**Problem:** Exact copies of the records below are required.

-------

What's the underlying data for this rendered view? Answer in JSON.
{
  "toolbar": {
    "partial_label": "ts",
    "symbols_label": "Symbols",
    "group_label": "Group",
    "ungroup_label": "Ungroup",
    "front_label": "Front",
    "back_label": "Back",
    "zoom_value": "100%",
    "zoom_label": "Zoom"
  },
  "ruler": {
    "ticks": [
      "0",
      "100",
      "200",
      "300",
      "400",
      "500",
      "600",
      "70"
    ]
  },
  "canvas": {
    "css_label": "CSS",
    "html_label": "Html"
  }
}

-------

**Response area:**
What's the underlying data for this rendered view? Answer in JSON.
{
  "toolbar": {
    "partial_label": "ts",
    "symbols_label": "Symbols",
    "group_label": "Group",
    "ungroup_label": "Ungroup",
    "front_label": "Front",
    "back_label": "Back",
    "zoom_value": "100%",
    "zoom_label": "Zoom"
  },
  "ruler": {
    "ticks": [
      "0",
      "100",
      "200",
      "300",
      "400",
      "500",
      "600",
      "70"
    ]
  },
  "canvas": {
    "css_label": "CSS",
    "html_label": "Html"
  }
}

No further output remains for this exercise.